Dataset excerpts:
────────
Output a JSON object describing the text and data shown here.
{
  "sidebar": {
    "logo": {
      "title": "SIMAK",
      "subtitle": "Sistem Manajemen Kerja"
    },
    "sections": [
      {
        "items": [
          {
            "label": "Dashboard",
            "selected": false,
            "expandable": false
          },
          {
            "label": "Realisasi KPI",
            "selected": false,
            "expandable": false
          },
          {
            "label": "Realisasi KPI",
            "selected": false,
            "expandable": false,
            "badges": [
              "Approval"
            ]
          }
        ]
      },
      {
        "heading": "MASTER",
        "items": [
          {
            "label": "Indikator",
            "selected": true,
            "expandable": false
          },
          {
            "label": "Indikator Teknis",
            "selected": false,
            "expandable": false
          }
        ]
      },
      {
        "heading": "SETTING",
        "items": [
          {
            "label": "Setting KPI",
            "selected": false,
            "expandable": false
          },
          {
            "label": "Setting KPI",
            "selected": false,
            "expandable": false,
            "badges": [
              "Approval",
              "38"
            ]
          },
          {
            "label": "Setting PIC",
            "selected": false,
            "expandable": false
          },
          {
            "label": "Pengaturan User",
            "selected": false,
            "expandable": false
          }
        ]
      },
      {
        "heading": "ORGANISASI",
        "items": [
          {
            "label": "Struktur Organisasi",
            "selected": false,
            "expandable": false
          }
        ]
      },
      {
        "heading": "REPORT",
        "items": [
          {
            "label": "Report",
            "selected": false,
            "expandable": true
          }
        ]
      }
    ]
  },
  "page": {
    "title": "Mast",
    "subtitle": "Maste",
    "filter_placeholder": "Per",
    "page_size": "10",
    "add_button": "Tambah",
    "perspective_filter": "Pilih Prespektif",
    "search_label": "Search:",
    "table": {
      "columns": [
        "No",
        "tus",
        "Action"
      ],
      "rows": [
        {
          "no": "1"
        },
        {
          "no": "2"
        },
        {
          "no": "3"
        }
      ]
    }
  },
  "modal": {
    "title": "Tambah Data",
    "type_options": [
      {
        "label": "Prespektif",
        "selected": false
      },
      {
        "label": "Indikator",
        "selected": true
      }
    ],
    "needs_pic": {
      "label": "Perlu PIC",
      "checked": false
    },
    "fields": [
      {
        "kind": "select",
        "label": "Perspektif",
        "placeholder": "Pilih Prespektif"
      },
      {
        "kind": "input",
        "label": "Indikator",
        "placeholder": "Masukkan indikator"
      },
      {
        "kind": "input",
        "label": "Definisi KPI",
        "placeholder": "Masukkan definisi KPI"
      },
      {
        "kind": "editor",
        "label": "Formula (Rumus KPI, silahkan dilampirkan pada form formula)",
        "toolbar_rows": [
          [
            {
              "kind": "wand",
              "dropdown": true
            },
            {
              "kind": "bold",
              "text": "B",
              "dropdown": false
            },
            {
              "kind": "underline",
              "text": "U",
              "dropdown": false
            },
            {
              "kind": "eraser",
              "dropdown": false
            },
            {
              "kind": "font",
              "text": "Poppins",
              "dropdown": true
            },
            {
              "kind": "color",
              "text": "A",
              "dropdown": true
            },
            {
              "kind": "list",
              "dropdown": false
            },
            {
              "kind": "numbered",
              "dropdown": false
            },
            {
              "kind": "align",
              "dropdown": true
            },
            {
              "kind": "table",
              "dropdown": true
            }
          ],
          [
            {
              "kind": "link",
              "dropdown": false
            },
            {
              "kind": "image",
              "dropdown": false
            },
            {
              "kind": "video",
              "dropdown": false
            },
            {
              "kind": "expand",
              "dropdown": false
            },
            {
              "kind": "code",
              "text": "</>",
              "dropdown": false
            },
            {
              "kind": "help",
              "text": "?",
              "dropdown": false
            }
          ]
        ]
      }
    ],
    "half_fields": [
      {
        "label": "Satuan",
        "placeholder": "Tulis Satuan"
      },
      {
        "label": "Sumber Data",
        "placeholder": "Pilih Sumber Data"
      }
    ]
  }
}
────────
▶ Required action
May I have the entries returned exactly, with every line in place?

▶ Result of the exercise
Output a JSON object describing the text and data shown here.
{
  "sidebar": {
    "logo": {
      "title": "SIMAK",
      "subtitle": "Sistem Manajemen Kerja"
    },
    "sections": [
      {
        "items": [
          {
            "label": "Dashboard",
            "selected": false,
            "expandable": false
          },
          {
            "label": "Realisasi KPI",
            "selected": false,
            "expandable": false
          },
          {
            "label": "Realisasi KPI",
            "selected": false,
            "expandable": false,
            "badges": [
              "Approval"
            ]
          }
        ]
      },
      {
        "heading": "MASTER",
        "items": [
          {
            "label": "Indikator",
            "selected": true,
            "expandable": false
          },
          {
            "label": "Indikator Teknis",
            "selected": false,
            "expandable": false
          }
        ]
      },
      {
        "heading": "SETTING",
        "items": [
          {
            "label": "Setting KPI",
            "selected": false,
            "expandable": false
          },
          {
            "label": "Setting KPI",
            "selected": false,
            "expandable": false,
            "badges": [
              "Approval",
              "38"
            ]
          },
          {
            "label": "Setting PIC",
            "selected": false,
            "expandable": false
          },
          {
            "label": "Pengaturan User",
            "selected": false,
            "expandable": false
          }
        ]
      },
      {
        "heading": "ORGANISASI",
        "items": [
          {
            "label": "Struktur Organisasi",
            "selected": false,
            "expandable": false
          }
        ]
      },
      {
        "heading": "REPORT",
        "items": [
          {
            "label": "Report",
            "selected": false,
            "expandable": true
          }
        ]
      }
    ]
  },
  "page": {
    "title": "Mast",
    "subtitle": "Maste",
    "filter_placeholder": "Per",
    "page_size": "10",
    "add_button": "Tambah",
    "perspective_filter": "Pilih Prespektif",
    "search_label": "Search:",
    "table": {
      "columns": [
        "No",
        "tus",
        "Action"
      ],
      "rows": [
        {
          "no": "1"
        },
        {
          "no": "2"
        },
        {
          "no": "3"
        }
      ]
    }
  },
  "modal": {
    "title": "Tambah Data",
    "type_options": [
      {
        "label": "Prespektif",
        "selected": false
      },
      {
        "label": "Indikator",
        "selected": true
      }
    ],
    "needs_pic": {
      "label": "Perlu PIC",
      "checked": false
    },
    "fields": [
      {
        "kind": "select",
        "label": "Perspektif",
        "placeholder": "Pilih Prespektif"
      },
      {
        "kind": "input",
        "label": "Indikator",
        "placeholder": "Masukkan indikator"
      },
      {
        "kind": "input",
        "label": "Definisi KPI",
        "placeholder": "Masukkan definisi KPI"
      },
      {
        "kind": "editor",
        "label": "Formula (Rumus KPI, silahkan dilampirkan pada form formula)",
        "toolbar_rows": [
          [
            {
              "kind": "wand",
              "dropdown": true
            },
            {
              "kind": "bold",
              "text": "B",
              "dropdown": false
            },
            {
              "kind": "underline",
              "text": "U",
              "dropdown": false
            },
            {
              "kind": "eraser",
              "dropdown": false
            },
            {
              "kind": "font",
              "text": "Poppins",
              "dropdown": true
            },
            {
              "kind": "color",
              "text": "A",
              "dropdown": true
            },
            {
              "kind": "list",
              "dropdown": false
            },
            {
              "kind": "numbered",
              "dropdown": false
            },
            {
              "kind": "align",
              "dropdown": true
            },
            {
              "kind": "table",
              "dropdown": true
            }
          ],
          [
            {
              "kind": "link",
              "dropdown": false
            },
            {
              "kind": "image",
              "dropdown": false
            },
            {
              "kind": "video",
              "dropdown": false
            },
            {
              "kind": "expand",
              "dropdown": false
            },
            {
              "kind": "code",
              "text": "</>",
              "dropdown": false
            },
            {
              "kind": "help",
              "text": "?",
              "dropdown": false
            }
          ]
        ]
      }
    ],
    "half_fields": [
      {
        "label": "Satuan",
        "placeholder": "Tulis Satuan"
      },
      {
        "label": "Sumber Data",
        "placeholder": "Pilih Sumber Data"
      }
    ]
  }
}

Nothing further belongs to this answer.